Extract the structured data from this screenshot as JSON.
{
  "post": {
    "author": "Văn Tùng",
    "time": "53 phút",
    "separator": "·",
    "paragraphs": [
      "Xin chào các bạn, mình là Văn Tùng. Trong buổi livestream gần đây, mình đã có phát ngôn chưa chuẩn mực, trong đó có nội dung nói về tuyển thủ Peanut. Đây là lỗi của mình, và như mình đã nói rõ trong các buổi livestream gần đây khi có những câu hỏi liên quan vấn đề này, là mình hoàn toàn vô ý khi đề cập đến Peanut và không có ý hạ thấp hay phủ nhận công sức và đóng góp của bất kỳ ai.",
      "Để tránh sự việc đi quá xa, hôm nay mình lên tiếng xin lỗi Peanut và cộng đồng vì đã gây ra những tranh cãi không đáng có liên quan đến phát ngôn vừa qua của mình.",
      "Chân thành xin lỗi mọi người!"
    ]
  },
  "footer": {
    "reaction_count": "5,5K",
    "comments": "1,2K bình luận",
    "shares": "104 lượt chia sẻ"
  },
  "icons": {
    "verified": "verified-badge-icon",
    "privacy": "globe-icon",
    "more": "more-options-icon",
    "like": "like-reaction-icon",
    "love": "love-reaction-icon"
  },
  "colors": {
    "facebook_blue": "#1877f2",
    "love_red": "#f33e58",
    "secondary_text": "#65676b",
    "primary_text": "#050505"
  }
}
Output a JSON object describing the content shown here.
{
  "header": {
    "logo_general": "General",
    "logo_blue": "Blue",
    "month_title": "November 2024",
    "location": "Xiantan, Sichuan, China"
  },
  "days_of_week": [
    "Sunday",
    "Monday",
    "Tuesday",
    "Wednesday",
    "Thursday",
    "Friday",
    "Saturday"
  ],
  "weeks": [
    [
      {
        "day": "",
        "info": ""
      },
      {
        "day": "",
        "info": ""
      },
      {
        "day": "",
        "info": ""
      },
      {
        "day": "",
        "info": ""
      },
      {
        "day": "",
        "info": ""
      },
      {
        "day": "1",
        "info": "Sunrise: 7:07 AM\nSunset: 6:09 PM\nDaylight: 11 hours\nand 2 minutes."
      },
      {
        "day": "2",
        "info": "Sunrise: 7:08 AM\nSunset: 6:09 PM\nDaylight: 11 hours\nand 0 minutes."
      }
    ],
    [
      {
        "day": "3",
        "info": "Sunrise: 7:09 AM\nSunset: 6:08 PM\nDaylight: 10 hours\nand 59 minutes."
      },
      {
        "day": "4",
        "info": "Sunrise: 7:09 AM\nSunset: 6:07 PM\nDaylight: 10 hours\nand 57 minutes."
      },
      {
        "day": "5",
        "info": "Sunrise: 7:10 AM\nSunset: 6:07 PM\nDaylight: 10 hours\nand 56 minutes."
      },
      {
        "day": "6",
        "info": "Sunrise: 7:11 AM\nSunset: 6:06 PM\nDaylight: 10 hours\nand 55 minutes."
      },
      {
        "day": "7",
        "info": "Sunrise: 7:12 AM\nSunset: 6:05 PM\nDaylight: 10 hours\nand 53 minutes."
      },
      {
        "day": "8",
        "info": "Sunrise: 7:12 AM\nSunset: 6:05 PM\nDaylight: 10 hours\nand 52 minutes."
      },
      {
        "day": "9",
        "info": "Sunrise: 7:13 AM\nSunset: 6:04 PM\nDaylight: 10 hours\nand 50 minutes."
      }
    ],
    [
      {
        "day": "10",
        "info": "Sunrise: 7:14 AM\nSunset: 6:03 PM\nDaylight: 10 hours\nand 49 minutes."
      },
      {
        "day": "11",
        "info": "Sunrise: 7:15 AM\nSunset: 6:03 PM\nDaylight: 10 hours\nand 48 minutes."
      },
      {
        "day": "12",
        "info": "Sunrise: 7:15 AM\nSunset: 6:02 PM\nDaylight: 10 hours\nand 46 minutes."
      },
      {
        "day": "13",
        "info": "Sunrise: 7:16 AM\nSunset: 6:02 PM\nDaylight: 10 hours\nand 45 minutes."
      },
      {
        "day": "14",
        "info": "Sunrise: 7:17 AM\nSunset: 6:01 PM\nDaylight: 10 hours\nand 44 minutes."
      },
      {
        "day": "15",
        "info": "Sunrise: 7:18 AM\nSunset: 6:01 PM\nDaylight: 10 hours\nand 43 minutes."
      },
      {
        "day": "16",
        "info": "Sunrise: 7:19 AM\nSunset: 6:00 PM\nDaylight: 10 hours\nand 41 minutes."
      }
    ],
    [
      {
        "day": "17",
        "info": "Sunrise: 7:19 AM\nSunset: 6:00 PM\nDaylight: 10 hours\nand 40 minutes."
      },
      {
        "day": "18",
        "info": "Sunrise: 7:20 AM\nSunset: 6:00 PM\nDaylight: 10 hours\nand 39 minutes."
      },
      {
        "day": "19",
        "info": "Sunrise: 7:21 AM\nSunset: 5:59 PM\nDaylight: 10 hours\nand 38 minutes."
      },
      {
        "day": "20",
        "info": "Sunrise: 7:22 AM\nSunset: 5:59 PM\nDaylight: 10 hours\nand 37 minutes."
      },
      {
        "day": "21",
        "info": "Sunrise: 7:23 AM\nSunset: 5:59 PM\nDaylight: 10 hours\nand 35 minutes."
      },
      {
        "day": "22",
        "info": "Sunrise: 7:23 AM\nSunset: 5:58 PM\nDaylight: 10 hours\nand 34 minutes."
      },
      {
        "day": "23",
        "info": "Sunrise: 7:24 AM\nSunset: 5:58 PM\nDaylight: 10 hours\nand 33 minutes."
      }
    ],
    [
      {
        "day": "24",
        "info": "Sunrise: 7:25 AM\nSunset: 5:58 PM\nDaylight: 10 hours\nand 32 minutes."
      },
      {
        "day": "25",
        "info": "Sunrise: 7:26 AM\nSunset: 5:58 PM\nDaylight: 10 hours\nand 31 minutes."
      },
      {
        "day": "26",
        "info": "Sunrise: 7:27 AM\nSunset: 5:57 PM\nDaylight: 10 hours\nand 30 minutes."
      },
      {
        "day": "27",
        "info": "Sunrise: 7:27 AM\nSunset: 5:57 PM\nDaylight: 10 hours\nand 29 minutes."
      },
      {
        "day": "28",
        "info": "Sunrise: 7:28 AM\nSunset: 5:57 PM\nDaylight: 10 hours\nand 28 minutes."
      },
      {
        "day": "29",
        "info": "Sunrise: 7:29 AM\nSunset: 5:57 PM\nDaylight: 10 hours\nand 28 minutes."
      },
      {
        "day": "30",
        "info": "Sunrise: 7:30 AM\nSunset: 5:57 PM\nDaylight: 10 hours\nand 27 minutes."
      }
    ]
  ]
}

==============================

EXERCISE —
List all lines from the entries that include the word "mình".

EXERCISE SOLUTION —
      "Xin chào các bạn, mình là Văn Tùng. Trong buổi livestream gần đây, mình đã có phát ngôn chưa chuẩn mực, trong đó có nội dung nói về tuyển thủ Peanut. Đây là lỗi của mình, và như mình đã nói rõ trong các buổi livestream gần đây khi có những câu hỏi liên quan vấn đề này, là mình hoàn toàn vô ý khi đề cập đến Peanut và không có ý hạ thấp hay phủ nhận công sức và đóng góp của bất kỳ ai.",
      "Để tránh sự việc đi quá xa, hôm nay mình lên tiếng xin lỗi Peanut và cộng đồng vì đã gây ra những tranh cãi không đáng có liên quan đến phát ngôn vừa qua của mình.",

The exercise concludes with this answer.